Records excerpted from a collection
──────
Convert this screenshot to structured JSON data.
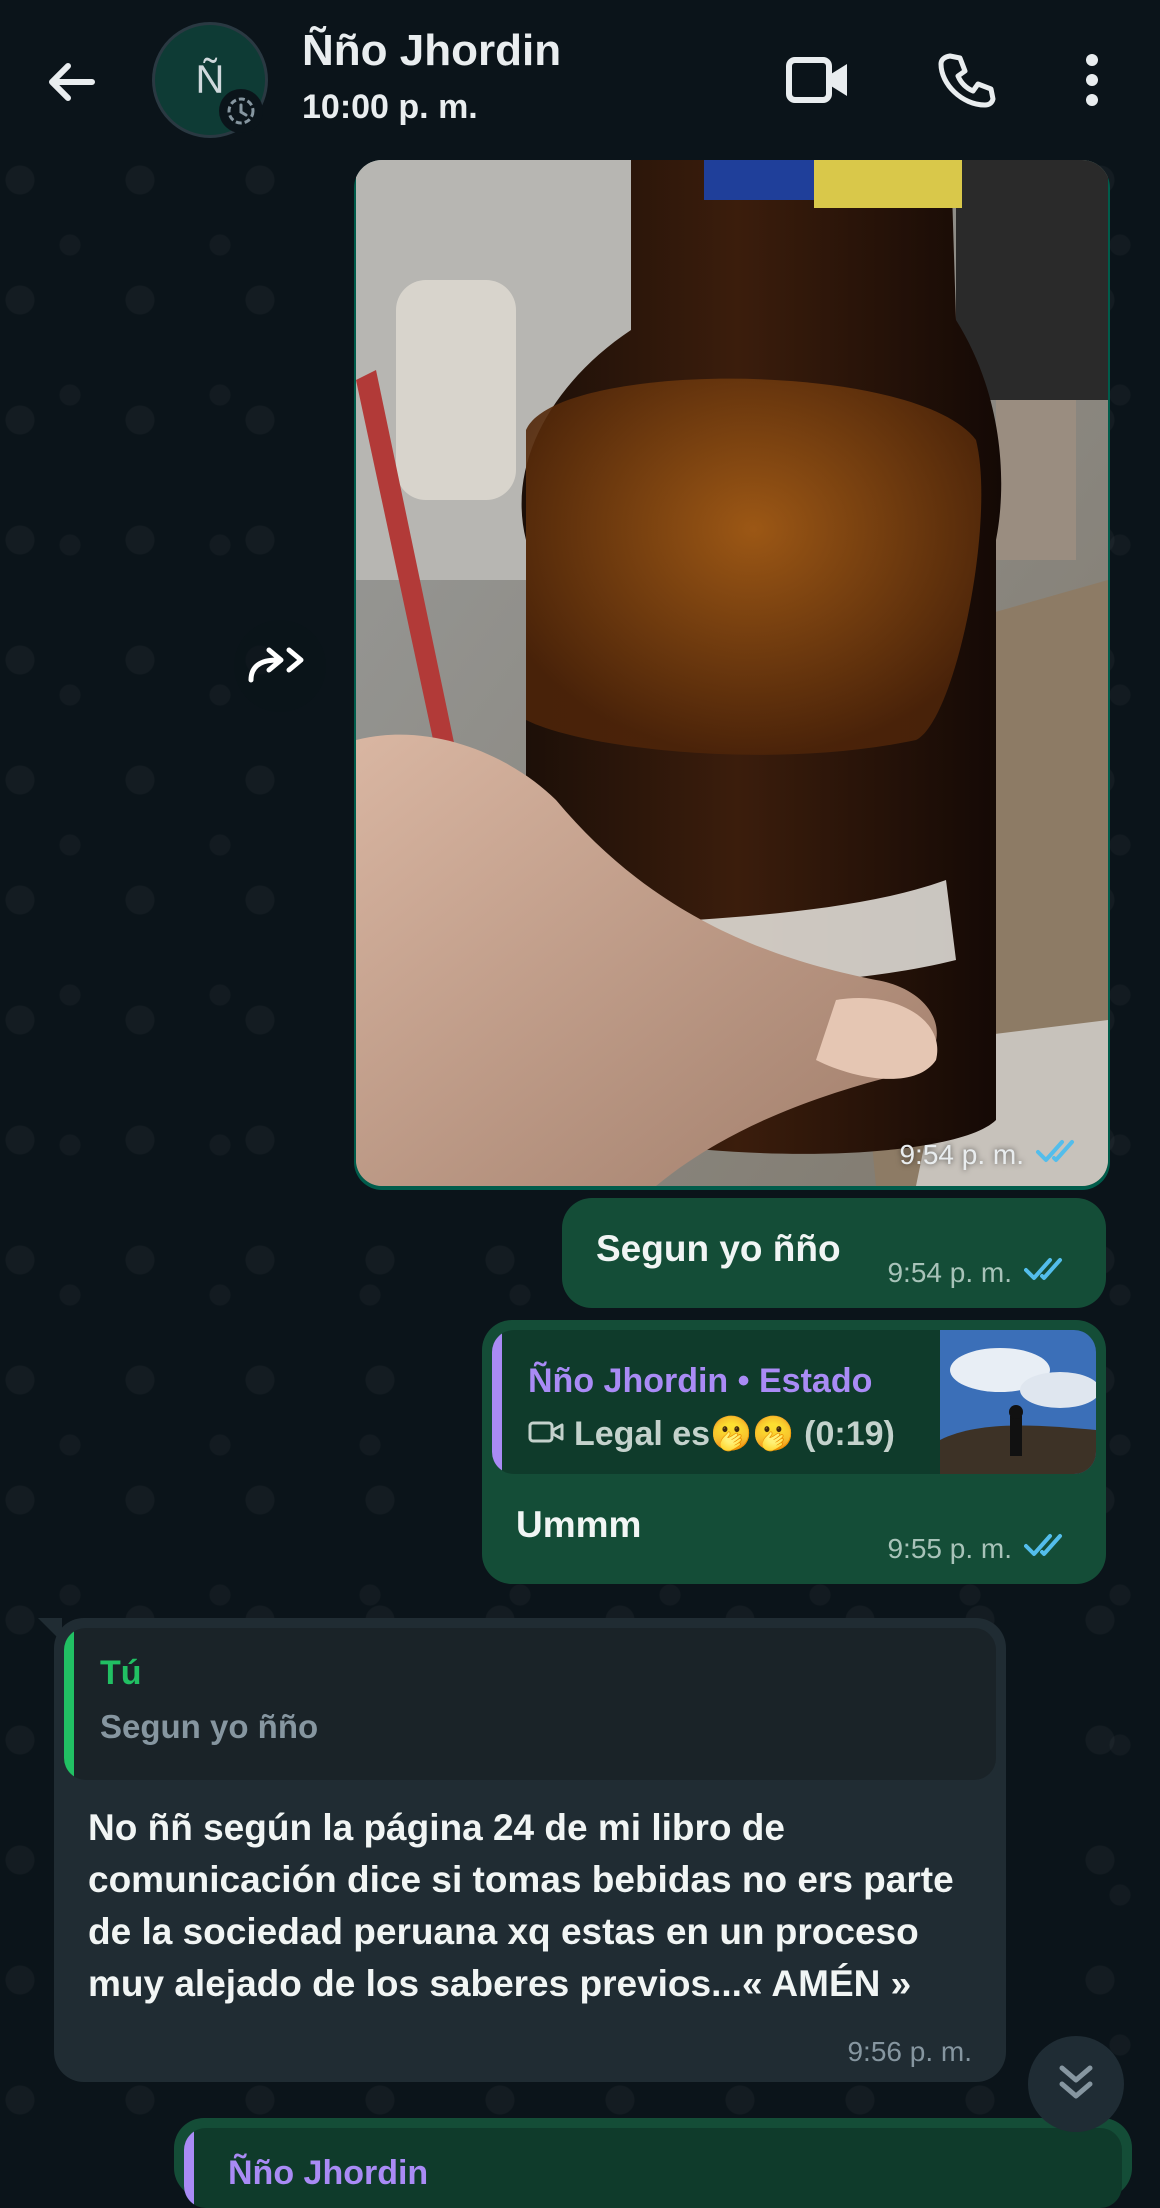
{
  "header": {
    "avatar_initial": "Ñ",
    "contact_name": "Ñño Jhordin",
    "status": "10:00 p. m.",
    "icons": [
      "back-arrow-icon",
      "video-call-icon",
      "voice-call-icon",
      "more-options-icon"
    ]
  },
  "messages": [
    {
      "type": "image",
      "direction": "outgoing",
      "time": "9:54 p. m.",
      "read": true
    },
    {
      "type": "text",
      "direction": "outgoing",
      "text": "Segun yo ñño",
      "time": "9:54 p. m.",
      "read": true
    },
    {
      "type": "reply",
      "direction": "outgoing",
      "quoted_name": "Ñño Jhordin • Estado",
      "quoted_text": "Legal es🫢🫢 (0:19)",
      "text": "Ummm",
      "time": "9:55 p. m.",
      "read": true
    },
    {
      "type": "reply",
      "direction": "incoming",
      "quoted_name": "Tú",
      "quoted_text": "Segun yo ñño",
      "text": "No ññ según la página 24 de mi libro de comunicación dice si tomas bebidas no ers parte de la sociedad peruana xq estas en un proceso muy alejado de los saberes previos...« AMÉN »",
      "time": "9:56 p. m."
    },
    {
      "type": "reply",
      "direction": "outgoing",
      "quoted_name": "Ñño Jhordin",
      "partial": true
    }
  ],
  "colors": {
    "background": "#0b141a",
    "outgoing_bubble": "#144d37",
    "incoming_bubble": "#202c33",
    "read_ticks": "#53bdeb",
    "accent_green": "#21c063",
    "status_quote": "#a98bf5"
  }
}
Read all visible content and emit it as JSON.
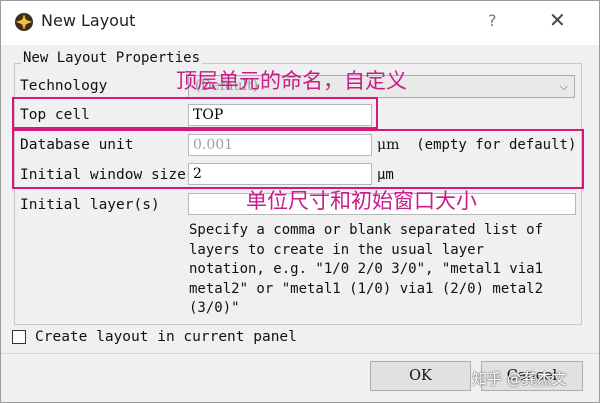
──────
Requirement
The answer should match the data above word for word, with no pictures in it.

Exercise output
Convert this screenshot to structured JSON data.
{
  "header": {
    "avatar_initial": "Ñ",
    "contact_name": "Ñño Jhordin",
    "status": "10:00 p. m.",
    "icons": [
      "back-arrow-icon",
      "video-call-icon",
      "voice-call-icon",
      "more-options-icon"
    ]
  },
  "messages": [
    {
      "type": "image",
      "direction": "outgoing",
      "time": "9:54 p. m.",
      "read": true
    },
    {
      "type": "text",
      "direction": "outgoing",
      "text": "Segun yo ñño",
      "time": "9:54 p. m.",
      "read": true
    },
    {
      "type": "reply",
      "direction": "outgoing",
      "quoted_name": "Ñño Jhordin • Estado",
      "quoted_text": "Legal es🫢🫢 (0:19)",
      "text": "Ummm",
      "time": "9:55 p. m.",
      "read": true
    },
    {
      "type": "reply",
      "direction": "incoming",
      "quoted_name": "Tú",
      "quoted_text": "Segun yo ñño",
      "text": "No ññ según la página 24 de mi libro de comunicación dice si tomas bebidas no ers parte de la sociedad peruana xq estas en un proceso muy alejado de los saberes previos...« AMÉN »",
      "time": "9:56 p. m."
    },
    {
      "type": "reply",
      "direction": "outgoing",
      "quoted_name": "Ñño Jhordin",
      "partial": true
    }
  ],
  "colors": {
    "background": "#0b141a",
    "outgoing_bubble": "#144d37",
    "incoming_bubble": "#202c33",
    "read_ticks": "#53bdeb",
    "accent_green": "#21c063",
    "status_quote": "#a98bf5"
  }
}
Read all visible content and emit it as JSON.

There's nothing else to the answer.